This is a play about life in communities where people live on top of each other. There is plenty of venetian blind twitching, and the close proximity of neighbours seems to give Mona and Molly the right to intrude into the Watson family affairs.
On the eve of Wendy’s wedding, her husband-to-be Derek (Matthew McEllhinney) seems distrought as he can’t live up to the expectations of his future wife and her family. Da flirts with one of Marty Maguire’s character creations, a lusting old maid reminiscent in voice and demeanour of a late Jimmy Young character.
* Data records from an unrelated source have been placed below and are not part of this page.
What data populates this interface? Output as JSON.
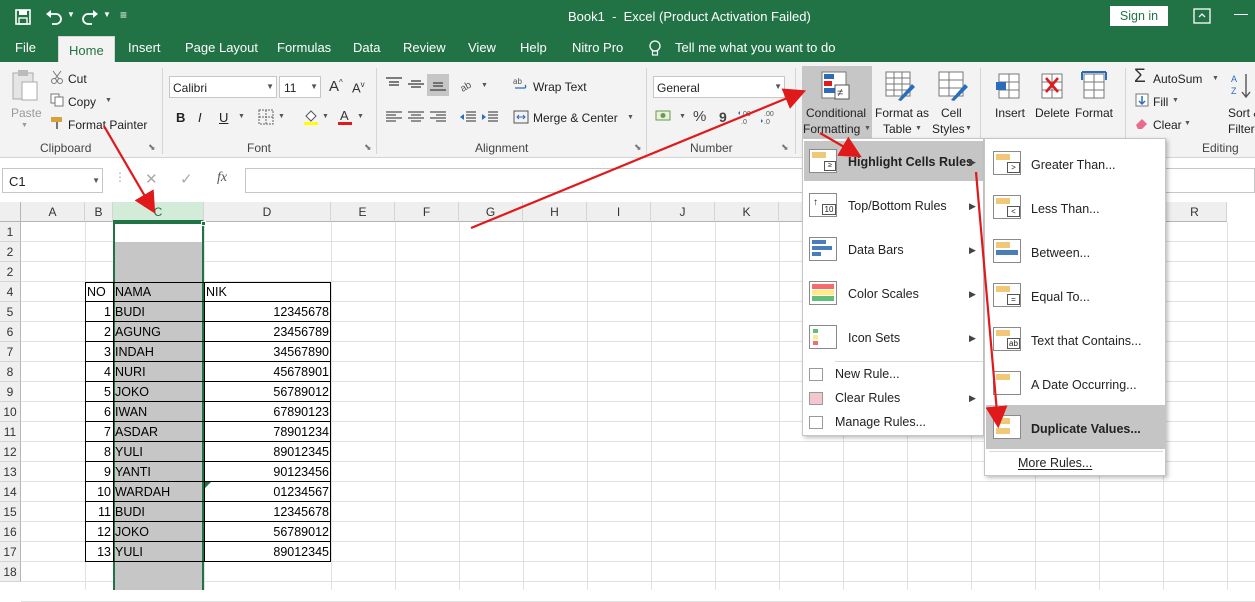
{
  "title_bar": {
    "title": "Book1  -  Excel (Product Activation Failed)",
    "sign_in": "Sign in",
    "qat_more": "≡"
  },
  "tabs": [
    {
      "label": "File"
    },
    {
      "label": "Home"
    },
    {
      "label": "Insert"
    },
    {
      "label": "Page Layout"
    },
    {
      "label": "Formulas"
    },
    {
      "label": "Data"
    },
    {
      "label": "Review"
    },
    {
      "label": "View"
    },
    {
      "label": "Help"
    },
    {
      "label": "Nitro Pro"
    }
  ],
  "tell_me": "Tell me what you want to do",
  "ribbon": {
    "clipboard": {
      "paste": "Paste",
      "cut": "Cut",
      "copy": "Copy",
      "format_painter": "Format Painter",
      "group": "Clipboard"
    },
    "font": {
      "name": "Calibri",
      "size": "11",
      "group": "Font",
      "bold": "B",
      "italic": "I",
      "underline": "U"
    },
    "alignment": {
      "wrap_text": "Wrap Text",
      "merge_center": "Merge & Center",
      "group": "Alignment"
    },
    "number": {
      "format": "General",
      "percent": "%",
      "comma": "9",
      "group": "Number"
    },
    "styles": {
      "conditional_formatting_1": "Conditional",
      "conditional_formatting_2": "Formatting",
      "format_as_table_1": "Format as",
      "format_as_table_2": "Table",
      "cell_styles_1": "Cell",
      "cell_styles_2": "Styles"
    },
    "cells": {
      "insert": "Insert",
      "delete": "Delete",
      "format": "Format"
    },
    "editing": {
      "autosum": "AutoSum",
      "fill": "Fill",
      "clear": "Clear",
      "sort_1": "Sort &",
      "sort_2": "Filter",
      "group": "Editing"
    }
  },
  "formula_bar": {
    "name_box": "C1",
    "fx": "fx",
    "value": ""
  },
  "columns": [
    "A",
    "B",
    "C",
    "D",
    "E",
    "F",
    "G",
    "H",
    "I",
    "J",
    "K",
    "R"
  ],
  "rows": [
    "1",
    "2",
    "2",
    "4",
    "5",
    "6",
    "7",
    "8",
    "9",
    "10",
    "11",
    "12",
    "13",
    "14",
    "15",
    "16",
    "17",
    "18"
  ],
  "table": {
    "headers": [
      "NO",
      "NAMA",
      "NIK"
    ],
    "data": [
      [
        "1",
        "BUDI",
        "12345678"
      ],
      [
        "2",
        "AGUNG",
        "23456789"
      ],
      [
        "3",
        "INDAH",
        "34567890"
      ],
      [
        "4",
        "NURI",
        "45678901"
      ],
      [
        "5",
        "JOKO",
        "56789012"
      ],
      [
        "6",
        "IWAN",
        "67890123"
      ],
      [
        "7",
        "ASDAR",
        "78901234"
      ],
      [
        "8",
        "YULI",
        "89012345"
      ],
      [
        "9",
        "YANTI",
        "90123456"
      ],
      [
        "10",
        "WARDAH",
        "01234567"
      ],
      [
        "11",
        "BUDI",
        "12345678"
      ],
      [
        "12",
        "JOKO",
        "56789012"
      ],
      [
        "13",
        "YULI",
        "89012345"
      ]
    ]
  },
  "cf_menu": {
    "items": [
      "Highlight Cells Rules",
      "Top/Bottom Rules",
      "Data Bars",
      "Color Scales",
      "Icon Sets"
    ],
    "actions": [
      "New Rule...",
      "Clear Rules",
      "Manage Rules..."
    ]
  },
  "hcr_submenu": {
    "items": [
      "Greater Than...",
      "Less Than...",
      "Between...",
      "Equal To...",
      "Text that Contains...",
      "A Date Occurring...",
      "Duplicate Values..."
    ],
    "more": "More Rules..."
  },
  "colors": {
    "excel_green": "#217346",
    "selection": "#c6c6c6",
    "arrow": "#e0191b",
    "menu_hover": "#c5c5c5"
  }
}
It seems a typical wedding where drunkenness, anxieties, flirting, fighting and arguing are the order of the day.
There is no doubt that Marie Jones’ mastery of the linguistic idiom and understanding of the way of life of ordinary people in East Belfast is excellent, and the spontaneous wry humour as the characters muddle their way through life kept the audience chuckling on the edge of their seats.
There is a certain hardness about how the characters relate to each other too as in real life, but the ‘wee man’ songs later in the play are revealingly touching, about the new arrival, and serve to remind us that even the Watson family has a heart below its leathery exterior.
Marty Maguire who played several roles through the play was Granda (Watson) who’s characterisation of the ailing figure was perfect – how many of us know someone who keeps pigeons and has a bad chest? In the end he dies during his walk in the Twelfth parade, and in a rather hilariously erotic scene Molly, while washing his mortal remains, straddles him fussing over him such is her dedication to her work. And the wake itself is interesting as Granda’s body is dumped in the wheelie bin and carted around on the stage – a great comic statement about the worth of our mortal remains.
But as one person leaves the world another enters, and Wendy has her baby in a memorable musical scene where she accepts the help of Molly who delivers the child on the living room sofa.
The play ends on an optimistic high as Molly and Mona are enlisted into the business brainwave of Da played by Sean Kearns to run an economy service for births and deaths and he did mention there was a vacant premises he had his eye on. It seems that despite what people have been and are, they can extend themselves more in a new era of hope and prosperity. This is a play about optimism, and about personal and even social change. Marie Jones may just have been looking over the shoulder of a number of senior politicians and paramilitaries as the Troubles moved on and peace was eventually breaking out.
The raw working class humour is second to none. This family affair just has to be seen – Weddins, Weeins and Wakes runs until the 7th July – don’t miss it!
Marie Jones’ plays such as ‘A Night in November‘ and ‘Dancing Shoes – the Story of George Best‘, have travelled the world. She also acted in ‘In the Name of the Father‘ as Sarah Conlon and in Terry George’s ‘Whole Lotta Sole‘ as Ma Flynn.
For tickets: www.lyrictheatre.co.uk : 028 90 381081